With all of Nettlebed Creamery’s awards and accolades for their outstanding organic cheese, one would think that Rose came from a long line of cheesemakers, but this is not the case. After working both as an actor (something in Rose’s blood – her grandmother was Celia Johnson of Brief Encounter fame) and with ex-offenders, Rose started her first food company, Orkney Rose.
Rose spent much of her youth staying at her grandfather’s house on Orkney, and a passion for the produce of the island led her to develop Orkney Rose, which sold and promoted Orcadian foods from her stall at the London Borough Market. Rose quickly caught the attention of the London restaurant scene and she started supplying the likes of Roast and Chez Bruce.
Rose’s grandfather started his dairy on the outskirts of the charming village of Nettlebed, twenty minutes north of Reading, in 1950. In 2001 the dairy moved all its farming practices over to organic. In 2015, Rose returned to the family farm and, dismayed by the fact that their glorious milk was sold off and blended with that of many other farms, set about developing Nettlebed Creamery.
Six years later, and the dairy now has three cheeses, each with its own distinct personality, alongside milk, kefir and butter. Rose’s next project, The Toastie Shed, uses her cheeses to make the ultimate toasties for people visiting the farm.
INTERVIEW WITH ROSE GRIMOND
How and why did you get into cheese making?
It was a love of food first, then a move to the family farm, then the idea of making cheese from our milk. Oddly, it’s not a profession most career counsellors suggest.
Who inspires you?
People who do interesting things really well – with kindness. They don’t have to be famous and most often they’re not. My grandparents are two good examples.
What are some of your favourite cheeses?
Depends on the time of year. Now – late February – it’s hard to beat a simple plate of Winslade (a fabulous cheese) or one of the great cheddars – Hafod, Westcombe, Montgomery – with crusty bread and with a bottle of good wine in front of the fire. Come the summer, a crumbled blue such as Stichelton, with chicory and a cold glass of white or Sinodun Hill with mesclun and a thyme dressing.
Do you have a favourite recipe for one of the cheeses you make?
We are devoted to mixing thinly cut Highmoor with broken or even grated Witheridge to create the backbone of the greatest toastie of all time. But I would say this as next week we hope to open The Toastie Shed from which we will be serving (we hope) many of these sandwiches.
“There is a saying in farming that you ‘get big, get different or get out.’ Farming is no longer an industry where you can plough on as you always have. We decided to get different.”
Bix From Nettlebed is a triple creamed cheese akin to Delice De Cremier. It’s indulgent, complex and simply delicious. But don’t just take my word for it – Bix won Best Soft Cheese at the British Cheese Awards. Witheridge is a first for British cheese, aged on hay which gives it its grassy note. The cheese has St Nectaire qualities to it and is a delight on a cheeseboard, and really shines when used in cooking. Lastly, Highmore is their rind washed cheese with rich brothy notes and bacon fat umami undertones that are sure to please.

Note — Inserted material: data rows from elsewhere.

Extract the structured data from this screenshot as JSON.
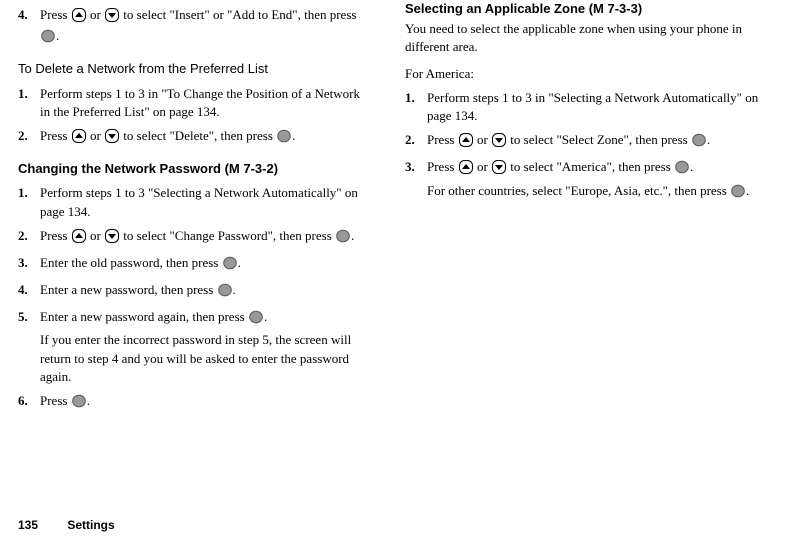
{
  "col1": {
    "step4": {
      "num": "4.",
      "t1": "Press ",
      "t2": " or ",
      "t3": " to select \"Insert\" or \"Add to End\", then press ",
      "t4": "."
    },
    "subhead_delete": "To Delete a Network from the Preferred List",
    "del1": {
      "num": "1.",
      "text": "Perform steps 1 to 3 in \"To Change the Position of a Network in the Preferred List\" on page 134."
    },
    "del2": {
      "num": "2.",
      "t1": "Press ",
      "t2": " or ",
      "t3": " to select \"Delete\", then press ",
      "t4": "."
    },
    "subhead_pwd": "Changing the Network Password",
    "menucode_pwd": " (M 7-3-2)",
    "pwd1": {
      "num": "1.",
      "text": "Perform steps 1 to 3 \"Selecting a Network Automatically\" on page 134."
    },
    "pwd2": {
      "num": "2.",
      "t1": "Press ",
      "t2": " or ",
      "t3": " to select \"Change Password\", then press ",
      "t4": "."
    },
    "pwd3": {
      "num": "3.",
      "t1": "Enter the old password, then press ",
      "t2": "."
    },
    "pwd4": {
      "num": "4.",
      "t1": "Enter a new password, then press ",
      "t2": "."
    },
    "pwd5": {
      "num": "5.",
      "t1": "Enter a new password again, then press ",
      "t2": ".",
      "extra": "If you enter the incorrect password in step 5, the screen will return to step 4 and you will be asked to enter the password again."
    },
    "pwd6": {
      "num": "6.",
      "t1": "Press ",
      "t2": "."
    }
  },
  "col2": {
    "subhead_zone": "Selecting an Applicable Zone",
    "menucode_zone": " (M 7-3-3)",
    "zone_intro": "You need to select the applicable zone when using your phone in different area.",
    "for_america": "For America:",
    "z1": {
      "num": "1.",
      "text": "Perform steps 1 to 3 in \"Selecting a Network Automatically\" on page 134."
    },
    "z2": {
      "num": "2.",
      "t1": "Press ",
      "t2": " or ",
      "t3": " to select \"Select Zone\", then press ",
      "t4": "."
    },
    "z3": {
      "num": "3.",
      "t1": "Press ",
      "t2": " or ",
      "t3": " to select \"America\", then press ",
      "t4": ".",
      "extra_a": "For other countries, select \"Europe, Asia, etc.\", then press ",
      "extra_b": "."
    }
  },
  "footer": {
    "page": "135",
    "chapter": "Settings"
  }
}
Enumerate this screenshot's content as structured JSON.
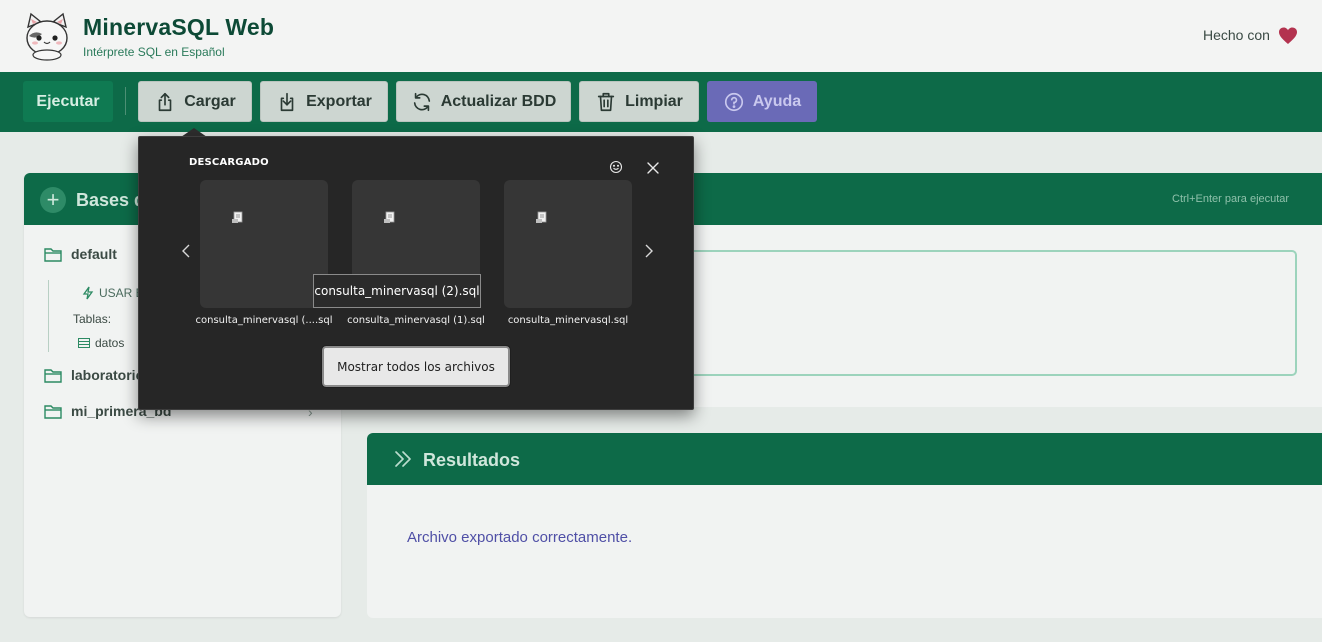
{
  "header": {
    "title": "MinervaSQL Web",
    "subtitle": "Intérprete SQL en Español",
    "made_with": "Hecho con",
    "heart_color": "#b3334f"
  },
  "toolbar": {
    "run_label": "Ejecutar",
    "load_label": "Cargar",
    "export_label": "Exportar",
    "refresh_label": "Actualizar BDD",
    "clear_label": "Limpiar",
    "help_label": "Ayuda"
  },
  "sidebar": {
    "title": "Bases d",
    "databases": [
      {
        "name": "default"
      },
      {
        "name": "laboratorio"
      },
      {
        "name": "mi_primera_bd"
      }
    ],
    "use_label": "USAR E",
    "tables_label": "Tablas:",
    "tables": [
      "datos"
    ]
  },
  "editor": {
    "hint": "Ctrl+Enter para ejecutar"
  },
  "results": {
    "title": "Resultados",
    "message": "Archivo exportado correctamente."
  },
  "downloads": {
    "title": "DESCARGADO",
    "files": [
      {
        "name": "consulta_minervasql (....sql"
      },
      {
        "name": "consulta_minervasql (1).sql"
      },
      {
        "name": "consulta_minervasql.sql"
      }
    ],
    "tooltip": "consulta_minervasql (2).sql",
    "show_all_label": "Mostrar todos los archivos"
  },
  "colors": {
    "primary": "#0d6a48",
    "help": "#6a6ab7",
    "message": "#4f4fa6"
  }
}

Rose’s determination and passion is obvious and her natural skills as both a producer and businesswoman are clear. To take on the challenge of bringing a new cheese to market is a triumph on its own, but to develop three cheeses in a matter of a few years is truly an inspiration. Rose was honoured with the Sue Ryder Women of the Year Achievement Award for Best Business in 2020 and, although this is impressive, I think her work with HMP Huntercombe and providing employment for ex-offenders is the true testament of her character.